The hostel group said that 49%, or £9m of its net revenue was now coming from mainland Europe, up from the 43% reported in 2018.
Over the full-year period, a 77.3% occupancy was reported, up from 75.6% the year prior, which Safestay said was a reflection of “good demand”.
There was also a 5.4% increase in the average bed rate to £21.4, up from £20.3 in 2018.
Over the period, the group increased its sites from 13 to 20, marking a bed increase from 3,200 to 4,900 beds. Almost £1m was invested into renovation projects in order to “to maintain the premium positioning of the Safestay brand”.

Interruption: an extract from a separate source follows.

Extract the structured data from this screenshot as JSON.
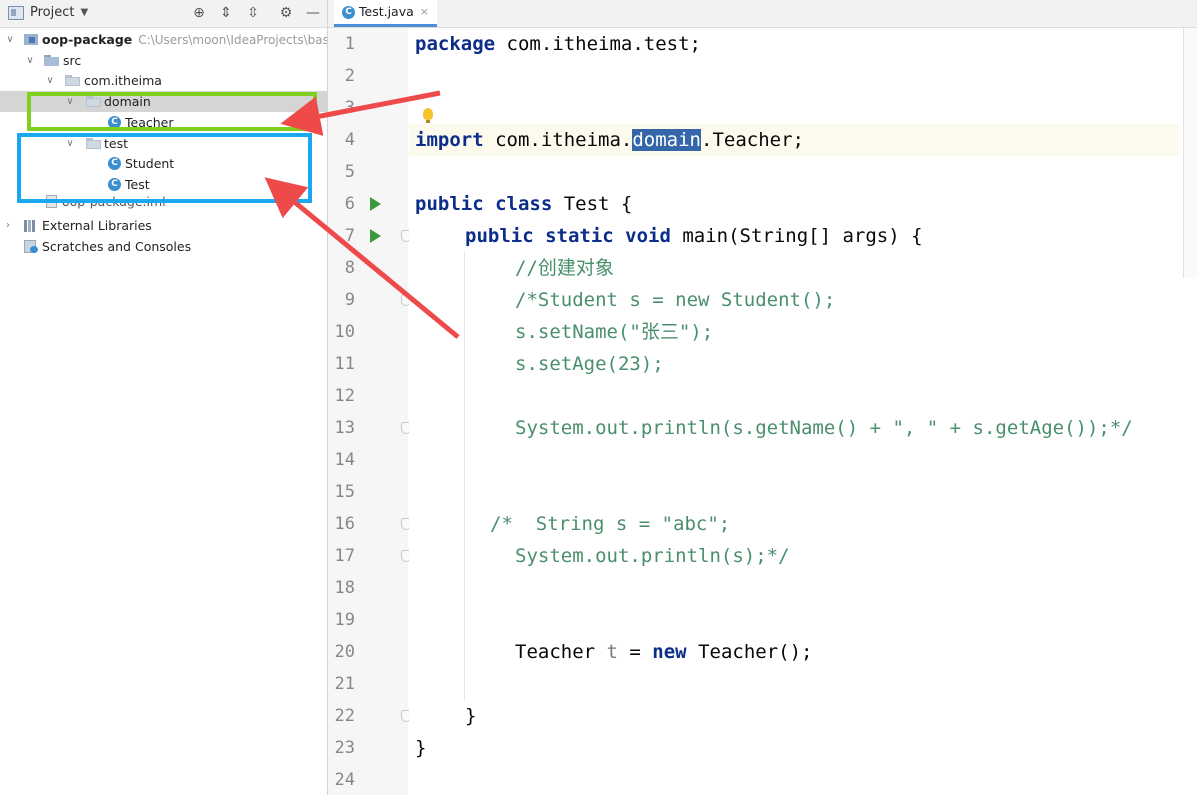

In its latest update, the group said that it had reached an agreement with HSBC to increase its debt facility from £17.9m to £22.9m, under the same terms as its previous facility, for a new five year term until January 2025.
It is also preparing for a staggered reopening plan, initially targeting the domestic market in each of the countries that it operates in.

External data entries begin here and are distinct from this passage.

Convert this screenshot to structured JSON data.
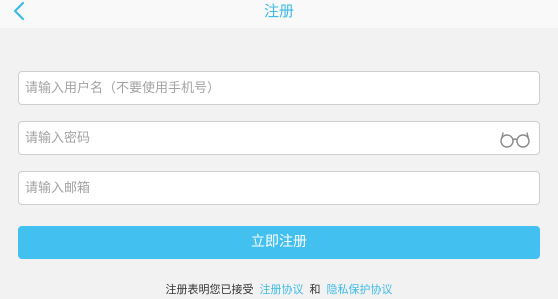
{
  "header": {
    "title": "注册",
    "back_icon": "chevron-left-icon"
  },
  "form": {
    "username_placeholder": "请输入用户名（不要使用手机号）",
    "password_placeholder": "请输入密码",
    "password_toggle_icon": "glasses-icon",
    "email_placeholder": "请输入邮箱",
    "submit_label": "立即注册"
  },
  "agreement": {
    "prefix": "注册表明您已接受",
    "terms_link": "注册协议",
    "conjunction": "和",
    "privacy_link": "隐私保护协议"
  },
  "colors": {
    "accent": "#3cbbe8",
    "button": "#42c0f0",
    "background": "#f2f2f2"
  }
}
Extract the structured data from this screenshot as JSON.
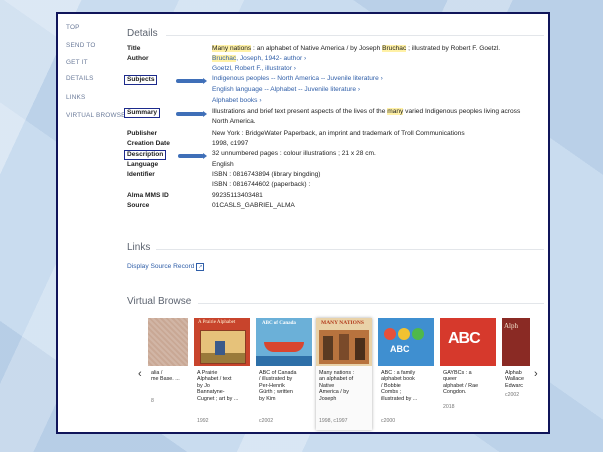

Under the reopening plan, there will be protective changes introduced to its check-in, food service and cleaning rotas, alongside the temporary closure of common spaces and shared rooms. Rooms will be sold to individuals or “groups known to each other”.
Larry Lipman, chairman of the company, said: “2019 was a transformational year for Safestay. We added 7 new hostels increasing our number of sites to 20 making us a leading premium hostel operator in Europe.
“Our financial performance reflected this expansion with revenues up 26% and while we also made a good start to trading in 2020, the sudden spread of COVID-19 has meant we have had to adapt quickly to an unexpected phase.”
He added: “We secured the financial stability of the business and we are now working on our plans to re-open our hostels on a staggered basis, over the course of 2020, as and when we believe they can be profitable.
“Navigating the re-engagement of the business will require us to be highly flexible as we test and match demand in individual markets, however, we are confident of being able to do this and making sure that we balance increased operational cost with increased income.”